A while ago someone asked if there were any things in mythology which were completely untamed, could not be captured, could not be stopped, just wild and perpetually free. They could think of one themselves, but couldn’t think of many others. And, with some careful consideration, I realized the question appeared simple but was deceptively complex, ultimately answering, “no, not really.”
That’s not to say there aren’t beings of chaos in mythology, there most certainly are. But often you find that those beings of chaos are overcome or controlled by others around them. Loki is bound beneath Jormungandr until Ragnarok. Eris is a minor deity in the Greek pantheon, repeatedly stopped or overcome by those that encounter her, left to make grand impact only by tricking others into doing it for her. And Apep, god of chaos in the Egyptian mythology, was the mortal enemy of Ra – who made it a point to attack him every night upon his return to the underworld.
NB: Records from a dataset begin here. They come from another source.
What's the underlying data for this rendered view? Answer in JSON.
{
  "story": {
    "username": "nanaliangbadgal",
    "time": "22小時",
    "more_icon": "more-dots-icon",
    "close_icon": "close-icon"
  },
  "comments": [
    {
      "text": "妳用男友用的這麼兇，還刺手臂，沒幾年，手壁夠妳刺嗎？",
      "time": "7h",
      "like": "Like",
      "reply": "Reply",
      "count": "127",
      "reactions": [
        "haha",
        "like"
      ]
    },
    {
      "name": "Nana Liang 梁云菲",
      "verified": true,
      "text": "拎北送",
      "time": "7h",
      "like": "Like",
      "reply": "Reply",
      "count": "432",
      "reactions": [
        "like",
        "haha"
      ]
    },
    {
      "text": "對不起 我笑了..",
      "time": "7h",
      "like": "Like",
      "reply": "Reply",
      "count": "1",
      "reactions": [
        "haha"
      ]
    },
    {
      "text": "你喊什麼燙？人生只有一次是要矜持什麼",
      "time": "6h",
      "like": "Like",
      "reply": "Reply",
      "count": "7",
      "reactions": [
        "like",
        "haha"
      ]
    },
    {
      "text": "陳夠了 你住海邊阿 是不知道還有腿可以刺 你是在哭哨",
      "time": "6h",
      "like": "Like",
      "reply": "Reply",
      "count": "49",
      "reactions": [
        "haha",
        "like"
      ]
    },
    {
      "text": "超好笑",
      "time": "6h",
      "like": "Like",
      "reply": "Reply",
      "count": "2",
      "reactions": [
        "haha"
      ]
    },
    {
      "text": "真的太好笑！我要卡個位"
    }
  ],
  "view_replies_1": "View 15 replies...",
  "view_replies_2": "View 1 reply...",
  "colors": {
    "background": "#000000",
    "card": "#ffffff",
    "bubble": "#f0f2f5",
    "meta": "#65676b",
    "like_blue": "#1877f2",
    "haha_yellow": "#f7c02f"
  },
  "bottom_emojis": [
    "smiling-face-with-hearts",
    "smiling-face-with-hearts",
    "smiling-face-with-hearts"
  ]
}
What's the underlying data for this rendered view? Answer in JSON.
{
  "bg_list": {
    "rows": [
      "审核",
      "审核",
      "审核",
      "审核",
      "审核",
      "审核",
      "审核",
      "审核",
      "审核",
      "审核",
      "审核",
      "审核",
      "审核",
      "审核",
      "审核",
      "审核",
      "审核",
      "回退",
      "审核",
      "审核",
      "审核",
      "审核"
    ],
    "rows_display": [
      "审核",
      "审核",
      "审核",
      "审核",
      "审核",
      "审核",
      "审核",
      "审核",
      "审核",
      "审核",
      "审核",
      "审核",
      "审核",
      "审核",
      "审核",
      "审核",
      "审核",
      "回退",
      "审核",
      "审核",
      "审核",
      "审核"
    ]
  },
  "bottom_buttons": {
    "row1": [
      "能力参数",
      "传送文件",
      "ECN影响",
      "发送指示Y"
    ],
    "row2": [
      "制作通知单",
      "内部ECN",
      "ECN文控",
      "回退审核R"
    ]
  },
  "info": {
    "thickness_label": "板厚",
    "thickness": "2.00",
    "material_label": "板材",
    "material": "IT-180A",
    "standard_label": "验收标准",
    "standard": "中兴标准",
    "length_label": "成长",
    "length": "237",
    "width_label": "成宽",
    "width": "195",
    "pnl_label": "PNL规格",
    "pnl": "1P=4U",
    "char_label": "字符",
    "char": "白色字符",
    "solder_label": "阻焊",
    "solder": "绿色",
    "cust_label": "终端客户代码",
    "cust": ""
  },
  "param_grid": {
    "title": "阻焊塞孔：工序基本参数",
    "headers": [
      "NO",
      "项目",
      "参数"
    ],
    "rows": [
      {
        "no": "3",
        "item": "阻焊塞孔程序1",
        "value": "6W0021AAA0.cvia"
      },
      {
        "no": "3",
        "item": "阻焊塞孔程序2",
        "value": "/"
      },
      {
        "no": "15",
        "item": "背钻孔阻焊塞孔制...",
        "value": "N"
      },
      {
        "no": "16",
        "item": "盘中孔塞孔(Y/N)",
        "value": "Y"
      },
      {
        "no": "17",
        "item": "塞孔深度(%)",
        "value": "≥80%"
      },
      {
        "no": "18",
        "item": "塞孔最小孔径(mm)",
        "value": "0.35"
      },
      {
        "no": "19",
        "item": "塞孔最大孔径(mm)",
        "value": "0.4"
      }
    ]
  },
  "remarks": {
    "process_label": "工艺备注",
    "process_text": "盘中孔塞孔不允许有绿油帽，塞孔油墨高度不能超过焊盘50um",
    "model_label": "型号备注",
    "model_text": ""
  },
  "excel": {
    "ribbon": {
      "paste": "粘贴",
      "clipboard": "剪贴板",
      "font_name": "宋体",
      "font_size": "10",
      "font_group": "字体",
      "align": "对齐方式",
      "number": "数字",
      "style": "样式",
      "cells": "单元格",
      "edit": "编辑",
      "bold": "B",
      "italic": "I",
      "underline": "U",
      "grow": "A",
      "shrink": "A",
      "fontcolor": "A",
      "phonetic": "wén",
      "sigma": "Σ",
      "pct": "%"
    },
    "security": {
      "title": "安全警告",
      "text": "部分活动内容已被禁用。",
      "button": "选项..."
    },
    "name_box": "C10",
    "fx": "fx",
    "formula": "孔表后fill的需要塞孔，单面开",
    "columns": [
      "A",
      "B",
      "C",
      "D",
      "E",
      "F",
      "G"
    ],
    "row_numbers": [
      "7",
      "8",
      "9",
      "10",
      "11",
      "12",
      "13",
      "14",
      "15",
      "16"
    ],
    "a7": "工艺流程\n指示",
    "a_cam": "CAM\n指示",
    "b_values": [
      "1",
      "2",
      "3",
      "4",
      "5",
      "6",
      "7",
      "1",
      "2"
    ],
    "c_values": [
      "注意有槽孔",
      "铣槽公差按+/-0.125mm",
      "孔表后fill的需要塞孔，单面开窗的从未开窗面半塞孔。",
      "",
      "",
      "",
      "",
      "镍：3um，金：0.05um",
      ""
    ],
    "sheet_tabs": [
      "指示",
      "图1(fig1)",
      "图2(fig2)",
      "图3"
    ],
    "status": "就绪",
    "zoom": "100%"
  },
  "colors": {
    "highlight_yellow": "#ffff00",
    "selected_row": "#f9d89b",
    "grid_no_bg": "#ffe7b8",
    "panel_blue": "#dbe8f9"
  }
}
While mythology often talks about what humanity is afraid of, it doesn’t often leave these forces completely unchecked. In a somewhat optimistic fashion, the mythology of the things that we’re afraid of also tells of how we overcome these things. It’s the kind of thinking that has people make offerings to volcano gods or begin ceremonial dances to call for rain. We like to believe that we can survive whatever nature brings at us and that those with just a bit more power than we have can defeat those forces altogether.
And this optimism comes not just from our desire to survive, but also to overcome the forces that keep us down – both external forces and, often, internal… Continue reading The Enkidu Effect